Devil’s Castle is constituted by three overlying peaks — the middle of which houses a summit register mailbox — and can be traversed by a number of distinct routes, each varied in difficulty and with relative degrees of exposure. Even the easiest approach contains compulsory stretches of lower class five free climbing and scrambling along exposed knife-edge ridges from which a single misstep could be fatal. Despite its apparent difficulty and notoriety, Devil’s Castle is considered by many locals to be one of the best scrambles on the Wasatch and, for truly audacious outdoorsmen, an experience nothing short of sublime. From the saddle, the 11,051 ft. Sugarloaf Peak is accessible by an approximately half-hour detour west and is difficult to resist for the imperious peakbaggers among us.
The trailhead is located within Albion Basin Campground, at the very end of Little Cottonwood Canyon — the unpaved inlet road is typically closed during the winter.
At a glance:
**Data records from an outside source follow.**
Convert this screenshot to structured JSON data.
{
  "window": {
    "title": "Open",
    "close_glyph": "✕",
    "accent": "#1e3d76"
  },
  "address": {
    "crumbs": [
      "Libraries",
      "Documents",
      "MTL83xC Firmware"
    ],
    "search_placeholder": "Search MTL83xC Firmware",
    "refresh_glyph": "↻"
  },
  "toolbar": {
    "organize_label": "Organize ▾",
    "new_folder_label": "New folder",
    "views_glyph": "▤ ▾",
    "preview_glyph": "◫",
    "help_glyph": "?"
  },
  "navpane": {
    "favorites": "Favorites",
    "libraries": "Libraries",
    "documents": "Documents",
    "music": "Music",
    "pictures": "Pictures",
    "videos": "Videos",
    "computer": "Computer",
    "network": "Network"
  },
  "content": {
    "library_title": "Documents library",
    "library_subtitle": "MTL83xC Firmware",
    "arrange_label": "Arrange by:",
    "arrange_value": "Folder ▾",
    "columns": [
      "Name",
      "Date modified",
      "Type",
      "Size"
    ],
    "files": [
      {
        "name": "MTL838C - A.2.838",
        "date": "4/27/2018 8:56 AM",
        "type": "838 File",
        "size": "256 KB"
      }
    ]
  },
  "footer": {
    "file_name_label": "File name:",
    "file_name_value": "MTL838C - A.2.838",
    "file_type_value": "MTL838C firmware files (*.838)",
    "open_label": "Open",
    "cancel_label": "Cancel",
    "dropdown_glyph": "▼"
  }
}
A renowned peak and prominent feature easily distinguishable from both the Salt Lake and Utah valleys, Lone Peak is a formidable alpine ascent to scratch off your list before the snow falls. At 11,253 ft., Lone Peak is among the highest mountains along the Wasatch Front and is widely regarded as the most strenuous due to its considerable elevation gain and daunting class four scrambling along the summit ridge. This climb is worth every drop of sweat as one stands upon the apex of the peak’s glacial cirque and overlooks the high desert landscape.
What to expect:
The average hiking time from trailhead to summit is approximately five to seven hours, depending on the route. There are numerous ascents, but the two most popular and heavily recommended are Jacob’s Ladder Trail and the relatively new Cherry Canyon Logging Trail. Jacob’s Ladder is the fastest ascent to the summit but is poorly maintained and steep through minor stretches (though it does enable access to the rustic Outlaw Cabin). The second is slightly longer, but passes a reliable perennial spring and is considered to be more scenic. Upon entering the glacial cirque and scrambling onto the mountain’s jagged spine, you’ll traverse the heavily-exposed, precarious ridge to summit.
Dependent on your route, yourhikingguide.com is a great resource and offers valuable information. “From Salt Lake City or from the south take Interstate 15 to exit for 12300 South, and head east to 2000 East. You’ll go straight through a roundabout at 1300 East and continue to 2000 East. Turn right on 2000 East for about 0.2 miles and turn in the Orson Smith parking area. The Bear Canyon Trailhead/Cherry Canyon Logging Trail starts here. To continue to the Jacob’s Ladder trailhead, follow the dirt road for about 2.6 miles and park at the parking area on the right” (yourhikeguide.com).